The Ophir 3 Slide won our approval not only for its laundry list of features but for its comfort. Despite its light weight, the harness is padded (and backed with breathable mesh) and has adjustable leg loops. The reinforcement at the tie-in point helps reduce friction, providing us with mental comfort and confidence—perfect for a first harness.
Best for Big Walls
- MSRP: $124.95
- Weight: 660g
- Features: Adjustable leg loops, droppable leg loops, padded waist and leg loops, 7 gear loops, 2 belay loops
- Sizes: S-XL
If you have dreams of being on Tommy Caldwell’s (very vertical, very long, very run-out) level, you’re going to want all-day comfort and tons of room for gear. Our top pick for such pursuits? The Black Diamond Big Gun.
Wide padding, two layers of gear loops and an included hammer holster make this harness perfect for long days on the wall. Although we didn’t get to take it up El Cap (one day!), one tester did put it through its paces setting a route. He sat in the Big Gun for more than 12 hours over two days, route setting for competition climbing—and the Big Gun was comfortable the entire time.
How important is it to follow the “Best For” recommendations?
Start with these tips, but remember that comfort rules when selecting a harness. Amara Gorman, an experienced climber and former Camp and Climb Manager at the REI Seattle Flagship store, urges new climbers to consider their current climbing skills and future goals when buying a harness. “Think big picture,” Amara says. “You only top-rope right now, but will you get into multi-pitches?” If the answer is yes, pay more attention to the usage recommendations (like alpine, mixed or ice climbing).
What’s the difference between Men’s, Women’s and Unisex?
First, assume “unisex” means the harness has a men’s fit. But are women-specific harnesses really that different? Or is it just color?
“As women have a higher and more forward iliac crest, the rise in a women’s harness compared to a men’s is longer,” explains Brian Block, a Director of Sales for Black Diamond. The “rise” refers to the length of the belay loop—generally, women will need a slightly longer one for the waist of the harness to sit safely above their hip bones. But the only way to know is to get a proper fit: “[Putting] on and hanging in a harness is more important than the size or sex of the product,” Block says. Try on a bunch of harnesses and see what fits best. If you’re not sure, you can always ask an REI employee.
That’s OK. If you’re just starting out, rent a harness at your local gym to see how you like it. If you’re climbing outside with friends, ask if you can borrow a harness from a more experienced climber. (Have them check the fit before you climb).

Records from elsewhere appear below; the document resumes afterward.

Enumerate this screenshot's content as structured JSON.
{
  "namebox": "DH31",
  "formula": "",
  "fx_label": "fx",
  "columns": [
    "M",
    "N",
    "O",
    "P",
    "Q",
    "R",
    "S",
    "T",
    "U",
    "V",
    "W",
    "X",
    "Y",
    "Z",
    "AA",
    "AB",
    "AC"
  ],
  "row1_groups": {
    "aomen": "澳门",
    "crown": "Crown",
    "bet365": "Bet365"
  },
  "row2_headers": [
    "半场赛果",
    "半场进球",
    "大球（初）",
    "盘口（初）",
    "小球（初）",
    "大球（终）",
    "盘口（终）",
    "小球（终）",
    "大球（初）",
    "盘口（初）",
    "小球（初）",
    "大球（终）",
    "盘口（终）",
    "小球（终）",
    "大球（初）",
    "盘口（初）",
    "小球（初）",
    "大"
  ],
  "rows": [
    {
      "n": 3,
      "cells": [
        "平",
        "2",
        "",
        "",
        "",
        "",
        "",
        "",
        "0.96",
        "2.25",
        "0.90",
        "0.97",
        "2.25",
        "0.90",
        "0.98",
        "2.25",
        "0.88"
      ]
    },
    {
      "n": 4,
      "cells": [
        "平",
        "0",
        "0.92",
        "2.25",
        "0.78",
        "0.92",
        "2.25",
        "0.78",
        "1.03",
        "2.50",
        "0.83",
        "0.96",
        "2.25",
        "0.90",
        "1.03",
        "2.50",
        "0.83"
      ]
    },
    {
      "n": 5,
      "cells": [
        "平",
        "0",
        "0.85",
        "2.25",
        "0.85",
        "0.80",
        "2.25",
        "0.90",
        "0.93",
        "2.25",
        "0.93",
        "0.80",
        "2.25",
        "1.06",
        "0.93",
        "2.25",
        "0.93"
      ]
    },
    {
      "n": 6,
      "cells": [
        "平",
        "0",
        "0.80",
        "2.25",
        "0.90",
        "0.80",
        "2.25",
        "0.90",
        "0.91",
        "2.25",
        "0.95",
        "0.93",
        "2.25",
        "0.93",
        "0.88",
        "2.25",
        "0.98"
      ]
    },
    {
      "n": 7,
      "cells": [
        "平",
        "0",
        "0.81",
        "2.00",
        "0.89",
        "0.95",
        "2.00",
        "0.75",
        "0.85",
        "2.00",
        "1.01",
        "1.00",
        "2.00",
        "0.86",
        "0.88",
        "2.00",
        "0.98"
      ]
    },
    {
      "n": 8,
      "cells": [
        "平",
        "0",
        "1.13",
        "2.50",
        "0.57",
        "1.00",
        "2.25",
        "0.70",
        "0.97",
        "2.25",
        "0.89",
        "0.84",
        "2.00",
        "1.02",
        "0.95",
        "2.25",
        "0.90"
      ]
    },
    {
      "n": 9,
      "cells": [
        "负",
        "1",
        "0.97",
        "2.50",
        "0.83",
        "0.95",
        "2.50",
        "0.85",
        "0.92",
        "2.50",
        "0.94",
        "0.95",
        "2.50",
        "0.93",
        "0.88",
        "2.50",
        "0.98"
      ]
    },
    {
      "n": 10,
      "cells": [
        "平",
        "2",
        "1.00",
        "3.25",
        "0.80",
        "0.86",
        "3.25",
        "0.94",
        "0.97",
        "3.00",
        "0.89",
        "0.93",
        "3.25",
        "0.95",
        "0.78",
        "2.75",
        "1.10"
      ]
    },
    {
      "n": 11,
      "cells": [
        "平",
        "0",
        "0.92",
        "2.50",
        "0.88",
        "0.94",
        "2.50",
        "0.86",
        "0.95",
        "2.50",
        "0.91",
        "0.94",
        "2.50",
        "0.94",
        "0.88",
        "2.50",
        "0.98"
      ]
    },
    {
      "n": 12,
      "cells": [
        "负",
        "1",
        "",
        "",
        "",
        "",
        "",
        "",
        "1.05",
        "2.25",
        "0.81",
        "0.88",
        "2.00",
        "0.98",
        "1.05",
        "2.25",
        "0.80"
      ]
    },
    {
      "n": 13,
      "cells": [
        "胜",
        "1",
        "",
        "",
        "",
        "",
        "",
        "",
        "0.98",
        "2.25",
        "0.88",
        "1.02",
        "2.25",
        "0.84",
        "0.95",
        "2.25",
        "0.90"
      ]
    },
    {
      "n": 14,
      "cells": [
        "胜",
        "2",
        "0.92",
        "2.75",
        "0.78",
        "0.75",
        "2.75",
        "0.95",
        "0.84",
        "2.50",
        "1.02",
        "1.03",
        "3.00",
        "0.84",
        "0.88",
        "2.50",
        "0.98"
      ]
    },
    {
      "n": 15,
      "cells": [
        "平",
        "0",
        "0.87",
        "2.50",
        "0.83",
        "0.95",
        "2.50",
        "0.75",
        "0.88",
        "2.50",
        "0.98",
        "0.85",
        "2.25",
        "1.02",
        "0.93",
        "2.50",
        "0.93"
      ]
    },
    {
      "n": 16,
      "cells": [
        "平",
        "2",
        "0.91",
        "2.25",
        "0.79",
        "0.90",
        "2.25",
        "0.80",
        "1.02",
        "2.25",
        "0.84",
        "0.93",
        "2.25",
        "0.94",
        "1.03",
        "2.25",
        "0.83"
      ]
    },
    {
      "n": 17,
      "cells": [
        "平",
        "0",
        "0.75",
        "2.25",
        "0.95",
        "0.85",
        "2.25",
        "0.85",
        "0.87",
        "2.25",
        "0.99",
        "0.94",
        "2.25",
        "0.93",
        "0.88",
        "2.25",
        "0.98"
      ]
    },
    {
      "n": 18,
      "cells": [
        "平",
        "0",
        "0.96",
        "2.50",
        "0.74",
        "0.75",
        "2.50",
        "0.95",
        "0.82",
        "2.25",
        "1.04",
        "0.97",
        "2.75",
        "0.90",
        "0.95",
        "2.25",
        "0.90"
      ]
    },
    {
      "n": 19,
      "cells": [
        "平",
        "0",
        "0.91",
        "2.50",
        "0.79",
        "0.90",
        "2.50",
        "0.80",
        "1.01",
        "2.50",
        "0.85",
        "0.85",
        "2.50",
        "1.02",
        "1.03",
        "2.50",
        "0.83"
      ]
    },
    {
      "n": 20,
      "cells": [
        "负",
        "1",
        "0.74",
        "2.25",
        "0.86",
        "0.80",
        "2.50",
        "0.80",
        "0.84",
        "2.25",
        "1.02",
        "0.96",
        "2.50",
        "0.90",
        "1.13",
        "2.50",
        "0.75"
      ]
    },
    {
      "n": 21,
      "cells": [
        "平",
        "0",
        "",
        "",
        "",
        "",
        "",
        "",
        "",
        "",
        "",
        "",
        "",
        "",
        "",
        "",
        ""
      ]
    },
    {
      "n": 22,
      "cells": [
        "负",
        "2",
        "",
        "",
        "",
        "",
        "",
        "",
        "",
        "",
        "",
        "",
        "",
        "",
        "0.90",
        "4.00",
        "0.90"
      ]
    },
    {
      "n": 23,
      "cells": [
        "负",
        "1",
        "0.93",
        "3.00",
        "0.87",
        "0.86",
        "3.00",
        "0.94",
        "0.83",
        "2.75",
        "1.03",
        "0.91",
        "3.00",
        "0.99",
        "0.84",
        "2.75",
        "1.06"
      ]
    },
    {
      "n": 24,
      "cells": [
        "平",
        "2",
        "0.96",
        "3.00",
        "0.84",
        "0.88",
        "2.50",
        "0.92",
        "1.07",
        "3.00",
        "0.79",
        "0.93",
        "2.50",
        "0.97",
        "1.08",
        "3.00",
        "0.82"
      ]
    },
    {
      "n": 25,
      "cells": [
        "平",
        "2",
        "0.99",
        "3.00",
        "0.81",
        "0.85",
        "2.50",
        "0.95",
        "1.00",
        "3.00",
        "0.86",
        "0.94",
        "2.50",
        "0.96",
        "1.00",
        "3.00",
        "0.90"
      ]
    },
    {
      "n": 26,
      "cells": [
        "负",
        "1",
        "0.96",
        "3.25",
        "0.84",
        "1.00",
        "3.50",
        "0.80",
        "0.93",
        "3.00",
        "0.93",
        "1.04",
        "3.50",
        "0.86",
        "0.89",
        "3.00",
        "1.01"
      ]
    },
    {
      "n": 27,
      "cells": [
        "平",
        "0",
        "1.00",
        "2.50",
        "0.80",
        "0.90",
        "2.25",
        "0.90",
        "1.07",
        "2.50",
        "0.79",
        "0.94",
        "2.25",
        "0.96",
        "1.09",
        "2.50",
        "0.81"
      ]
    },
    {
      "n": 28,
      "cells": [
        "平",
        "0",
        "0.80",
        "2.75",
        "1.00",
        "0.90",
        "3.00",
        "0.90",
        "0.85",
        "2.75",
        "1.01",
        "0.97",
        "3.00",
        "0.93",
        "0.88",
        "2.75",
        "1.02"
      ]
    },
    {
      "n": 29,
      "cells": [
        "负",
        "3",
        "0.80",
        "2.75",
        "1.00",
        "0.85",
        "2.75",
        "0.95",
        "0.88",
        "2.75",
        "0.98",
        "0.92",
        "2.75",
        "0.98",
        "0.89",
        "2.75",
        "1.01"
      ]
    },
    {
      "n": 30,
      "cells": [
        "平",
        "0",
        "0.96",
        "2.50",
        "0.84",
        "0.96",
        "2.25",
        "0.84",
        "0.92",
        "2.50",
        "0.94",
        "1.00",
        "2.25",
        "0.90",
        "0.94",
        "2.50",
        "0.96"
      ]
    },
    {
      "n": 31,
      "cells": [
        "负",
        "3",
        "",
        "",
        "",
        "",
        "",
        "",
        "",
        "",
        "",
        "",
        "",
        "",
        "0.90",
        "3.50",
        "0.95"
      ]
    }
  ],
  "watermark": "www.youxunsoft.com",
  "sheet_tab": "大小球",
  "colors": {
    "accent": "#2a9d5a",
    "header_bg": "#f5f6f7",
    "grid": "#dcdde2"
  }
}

For more helpful tips, check out our Expert Advice article on choosing climbing harnesses. And if you just bought a new harness and want to maximize its lifespan, see our article on how to care for climbing harnesses.
We polled our REI Co-op editorial staff and crew of member-testers for the best harnesses available at REI. We asked them which they liked best for sport, gym, big wall climbing, as well as for beginners and those needing versatility. They reported back with these favorites.